Web page and app entries
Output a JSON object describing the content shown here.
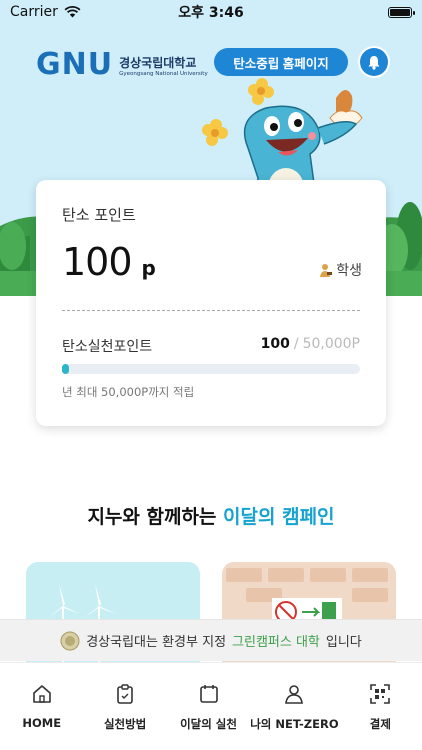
{
  "status_bar": {
    "carrier": "Carrier",
    "time": "오후 3:46"
  },
  "header": {
    "logo_mark": "GNU",
    "logo_name_kr": "경상국립대학교",
    "logo_name_en": "Gyeongsang National University",
    "homepage_button": "탄소중립 홈페이지"
  },
  "points_card": {
    "label": "탄소 포인트",
    "points": "100",
    "unit": "p",
    "member_type": "학생",
    "practice_label": "탄소실천포인트",
    "practice_current": "100",
    "practice_separator": "/",
    "practice_max": "50,000P",
    "progress_fraction": 0.002,
    "note": "년 최대 50,000P까지 적립"
  },
  "campaign": {
    "title_prefix": "지누와 함께하는",
    "title_highlight": "이달의 캠페인"
  },
  "banner": {
    "text_before": "경상국립대는 환경부 지정",
    "text_highlight": "그린캠퍼스 대학",
    "text_after": "입니다"
  },
  "bottom_nav": [
    {
      "label": "HOME",
      "icon": "home-icon"
    },
    {
      "label": "실천방법",
      "icon": "clipboard-icon"
    },
    {
      "label": "이달의 실천",
      "icon": "calendar-icon"
    },
    {
      "label": "나의 NET-ZERO",
      "icon": "person-icon"
    },
    {
      "label": "결제",
      "icon": "qr-code-icon"
    }
  ],
  "colors": {
    "hero_bg": "#cfeefa",
    "accent_blue": "#1f86d6",
    "highlight_cyan": "#16a3cf",
    "progress": "#2ab5c9",
    "green": "#3e9f4c"
  }
}
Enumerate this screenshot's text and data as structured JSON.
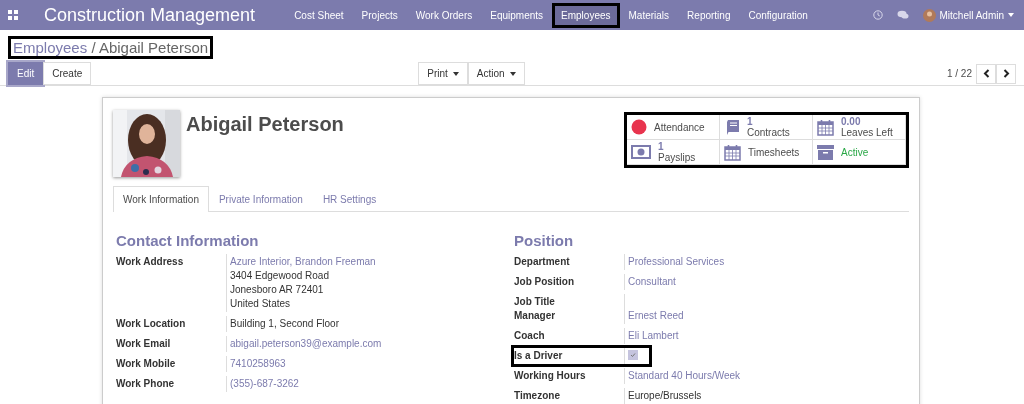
{
  "navbar": {
    "app_title": "Construction Management",
    "menu": [
      {
        "label": "Cost Sheet",
        "selected": false,
        "highlighted": false
      },
      {
        "label": "Projects",
        "selected": false,
        "highlighted": false
      },
      {
        "label": "Work Orders",
        "selected": false,
        "highlighted": false
      },
      {
        "label": "Equipments",
        "selected": false,
        "highlighted": false
      },
      {
        "label": "Employees",
        "selected": true,
        "highlighted": true
      },
      {
        "label": "Materials",
        "selected": false,
        "highlighted": false
      },
      {
        "label": "Reporting",
        "selected": false,
        "highlighted": false
      },
      {
        "label": "Configuration",
        "selected": false,
        "highlighted": false
      }
    ],
    "user": "Mitchell Admin"
  },
  "breadcrumb": {
    "highlighted": true,
    "separator": "/",
    "items": [
      "Employees",
      "Abigail Peterson"
    ]
  },
  "buttons": [
    {
      "label": "Edit",
      "kind": "primary"
    },
    {
      "label": "Create",
      "kind": "secondary"
    }
  ],
  "dropdowns": [
    "Print",
    "Action"
  ],
  "pager": "1 / 22",
  "employee": {
    "name": "Abigail Peterson"
  },
  "stat_buttons": {
    "highlighted": true,
    "items": [
      {
        "kind": "attendance",
        "label": "Attendance"
      },
      {
        "kind": "book",
        "value": "1",
        "label": "Contracts"
      },
      {
        "kind": "calendar",
        "value": "0.00",
        "label": "Leaves Left"
      },
      {
        "kind": "money",
        "value": "1",
        "label": "Payslips"
      },
      {
        "kind": "calendar",
        "label": "Timesheets"
      },
      {
        "kind": "archive",
        "label": "Active"
      }
    ]
  },
  "tabs": [
    {
      "label": "Work Information",
      "selected": true
    },
    {
      "label": "Private Information",
      "selected": false
    },
    {
      "label": "HR Settings",
      "selected": false
    }
  ],
  "groups": [
    {
      "title": "Contact Information",
      "fields": [
        {
          "label": "Work Address",
          "highlighted": false,
          "values": [
            {
              "kind": "link",
              "text": "Azure Interior, Brandon Freeman"
            },
            {
              "kind": "text",
              "text": "3404 Edgewood Road"
            },
            {
              "kind": "text",
              "text": "Jonesboro AR 72401"
            },
            {
              "kind": "text",
              "text": "United States"
            }
          ]
        },
        {
          "label": "Work Location",
          "highlighted": false,
          "values": [
            {
              "kind": "text",
              "text": "Building 1, Second Floor"
            }
          ]
        },
        {
          "label": "Work Email",
          "highlighted": false,
          "values": [
            {
              "kind": "link",
              "text": "abigail.peterson39@example.com"
            }
          ]
        },
        {
          "label": "Work Mobile",
          "highlighted": false,
          "values": [
            {
              "kind": "link",
              "text": "7410258963"
            }
          ]
        },
        {
          "label": "Work Phone",
          "highlighted": false,
          "values": [
            {
              "kind": "link",
              "text": "(355)-687-3262"
            }
          ]
        }
      ]
    },
    {
      "title": "Position",
      "fields": [
        {
          "label": "Department",
          "highlighted": false,
          "values": [
            {
              "kind": "link",
              "text": "Professional Services"
            }
          ]
        },
        {
          "label": "Job Position",
          "highlighted": false,
          "values": [
            {
              "kind": "link",
              "text": "Consultant"
            }
          ]
        },
        {
          "label": "Job Title",
          "highlighted": false
        },
        {
          "label": "Manager",
          "highlighted": false,
          "values": [
            {
              "kind": "link",
              "text": "Ernest Reed"
            }
          ]
        },
        {
          "label": "Coach",
          "highlighted": false,
          "values": [
            {
              "kind": "link",
              "text": "Eli Lambert"
            }
          ]
        },
        {
          "label": "Is a Driver",
          "highlighted": true,
          "values": [
            {
              "kind": "checkbox",
              "checked": true
            }
          ]
        },
        {
          "label": "Working Hours",
          "highlighted": false,
          "values": [
            {
              "kind": "link",
              "text": "Standard 40 Hours/Week"
            }
          ]
        },
        {
          "label": "Timezone",
          "highlighted": false,
          "values": [
            {
              "kind": "text",
              "text": "Europe/Brussels"
            }
          ]
        }
      ]
    }
  ]
}
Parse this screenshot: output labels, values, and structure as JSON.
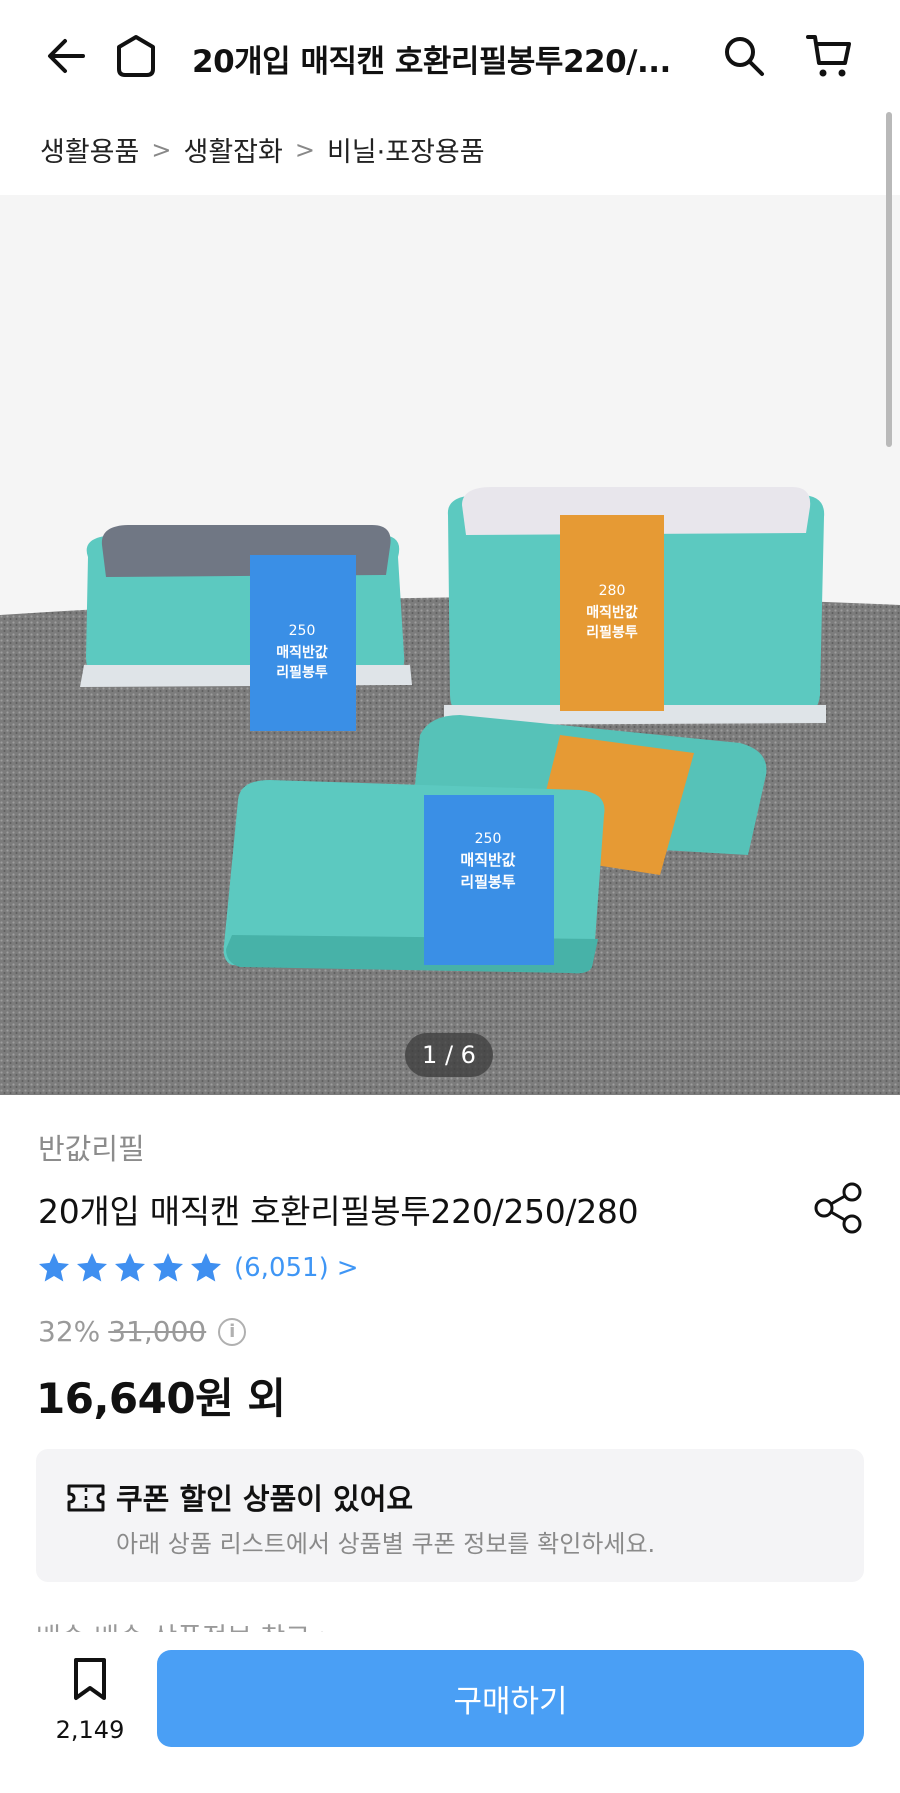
{
  "header": {
    "title": "20개입 매직캔 호환리필봉투220/...",
    "back_icon": "back-arrow-icon",
    "home_icon": "home-icon",
    "search_icon": "search-icon",
    "cart_icon": "cart-icon"
  },
  "breadcrumb": [
    "생활용품",
    "생활잡화",
    "비닐·포장용품"
  ],
  "image": {
    "counter": "1 / 6",
    "label_blue_size": "250",
    "label_orange_size": "280",
    "label_text_line1": "매직반값",
    "label_text_line2": "리필봉투"
  },
  "product": {
    "brand": "반값리필",
    "name": "20개입 매직캔 호환리필봉투220/250/280",
    "rating_stars": 5,
    "review_count": "(6,051)",
    "discount": "32%",
    "original_price": "31,000",
    "sale_price": "16,640원 외"
  },
  "coupon": {
    "title": "쿠폰 할인 상품이 있어요",
    "subtitle": "아래 상품 리스트에서 상품별 쿠폰 정보를 확인하세요."
  },
  "cut_row": "배송    배송 상품정보 참고 >",
  "bottom": {
    "bookmark_count": "2,149",
    "buy_label": "구매하기"
  },
  "colors": {
    "accent": "#4a9ff5",
    "star": "#3f8ff0",
    "teal": "#5cc9c0",
    "label_blue": "#3a8fe6",
    "label_orange": "#e69a34"
  }
}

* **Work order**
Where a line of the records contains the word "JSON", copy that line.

* **Answer space**
Output a JSON object describing the content shown here.
Enumerate this screenshot's text and data as structured JSON.
Parse this screenshot: output labels, values, and structure as JSON.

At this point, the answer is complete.